NEW YORK (Consumer Reports) -- The price of gasoline seems as unpredictable as the weather. It goes up, it goes down, and it often changes with the seasons. Just as rain can boost umbrella sales, gas price spikes can drive many consumers to look for models that can stretch a gallon further than their old ride. And the number many car shoppers are shooting for these days is 40, as in 40 mpg on the highway.
We tested three cars that carry this claim: the Chevrolet Cruze Eco, Ford Focus SE SFE, and Honda Civic HF. We also set out to see how much more fuel efficient these specialized small cars were compared with their standard trim lines. These economy-minded models cost between $500 and $800 more than the basic models, so we wanted to know what kind of return you'd get for the extra cash. Are they worth the money? We put them all through our extensive fuel economy tests to find out.

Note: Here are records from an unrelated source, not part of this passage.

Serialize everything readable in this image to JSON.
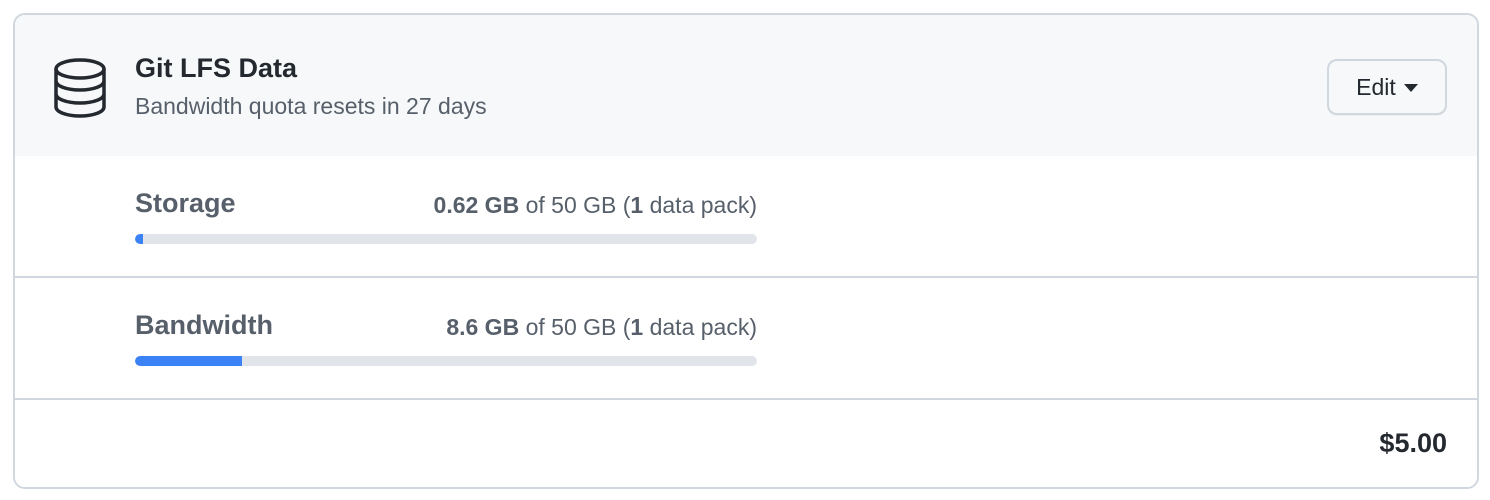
{
  "header": {
    "icon": "database-icon",
    "title": "Git LFS Data",
    "subtitle": "Bandwidth quota resets in 27 days",
    "edit_label": "Edit"
  },
  "storage": {
    "label": "Storage",
    "used": "0.62 GB",
    "of_text": " of 50 GB (",
    "packs": "1",
    "packs_suffix": " data pack)",
    "fraction": 0.0124
  },
  "bandwidth": {
    "label": "Bandwidth",
    "used": "8.6 GB",
    "of_text": " of 50 GB (",
    "packs": "1",
    "packs_suffix": " data pack)",
    "fraction": 0.172
  },
  "footer": {
    "price": "$5.00"
  },
  "colors": {
    "accent": "#3b82f6",
    "track": "#e1e4e8",
    "border": "#d0d7de"
  }
}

Automakers need high mpg models to help them meet their corporate average fuel economy (CAFE). Currently, vehicles from each automaker must average 27.3 mpg to avoid hefty fines, but that requirement is scheduled to rise to 35.5 mpg by 2016. Clearly, the pressure is on not only from the government, but also pump-weary consumers.

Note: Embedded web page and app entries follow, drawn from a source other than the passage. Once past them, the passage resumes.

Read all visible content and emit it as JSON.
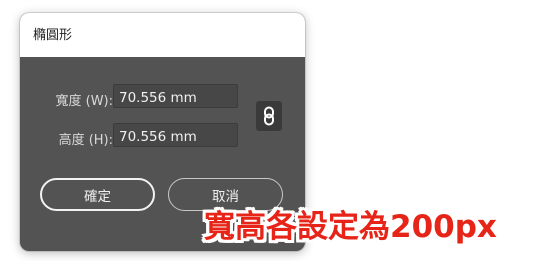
{
  "dialog": {
    "title": "橢圓形",
    "width": {
      "label": "寬度 (W):",
      "value": "70.556 mm"
    },
    "height": {
      "label": "高度 (H):",
      "value": "70.556 mm"
    },
    "constrain_icon": "chain-link-icon",
    "ok_label": "確定",
    "cancel_label": "取消"
  },
  "annotation": {
    "text": "寬高各設定為200px",
    "color": "#e62418"
  },
  "colors": {
    "dialog_bg": "#535353",
    "field_bg": "#474747",
    "titlebar_bg": "#ffffff"
  }
}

Comparing these high-efficiency models to the standard versions produced mixed results.
•The Focus SFE added a 3-mpg bump in overall and city fuel economy, to 31 and 21, respectively. The highway mileage in our tests stayed the same at 43 mpg.
•The Civic HF saw a 3-mpg gain in overall fuel economy over our previously tested and similarly equipped Civic LX, to 33 mpg. City and highway mileage improved to 21 and 49 mpg, respectively. The Civic was our highway fuel economy champ of this group.

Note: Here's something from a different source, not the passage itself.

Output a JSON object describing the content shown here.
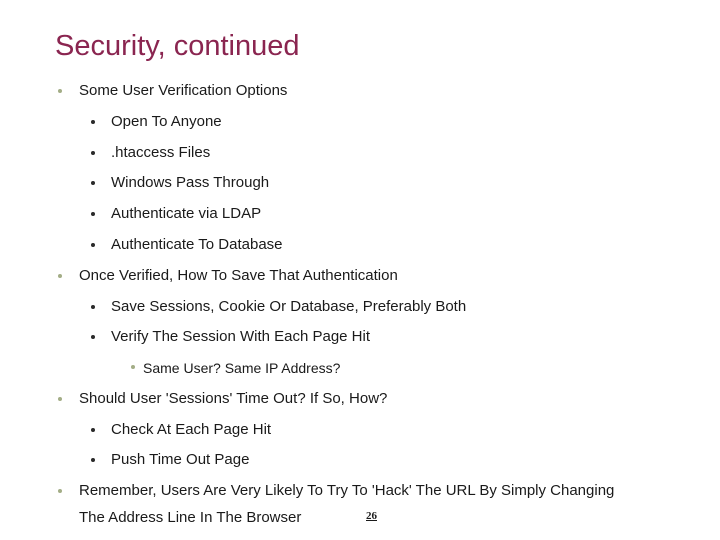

•The Cruze Eco didn't increase overall fuel economy by much over the LS and LT versions we also tested. The Eco only added 1 mpg overall. It gained 1 mpg in the city and 4 mpg on the highway, for an unremarkable 27 mpg overall.
Cost-wise, assuming $4.00 gallon for fuel, the Cruze Eco saves only $20 per year; the Focus SFE and Civic HF save $145 and $135, respectively. And you'd need to own them between three and 38 years, depending on the model, for the fuel savings to offset the higher price.
But you don't have to spend extra on special models to get good fuel economy. For example, the larger Hyundai Sonata family sedan equals the price of our tested Cruze Eco and gets the same 27 mpg overall. And the Mazda3 i SkyActiv and Toyota Corolla cost less and get 32 mpg overall.
Read our complete road tests for more detailed information.
Watch a video about high MPG car models here.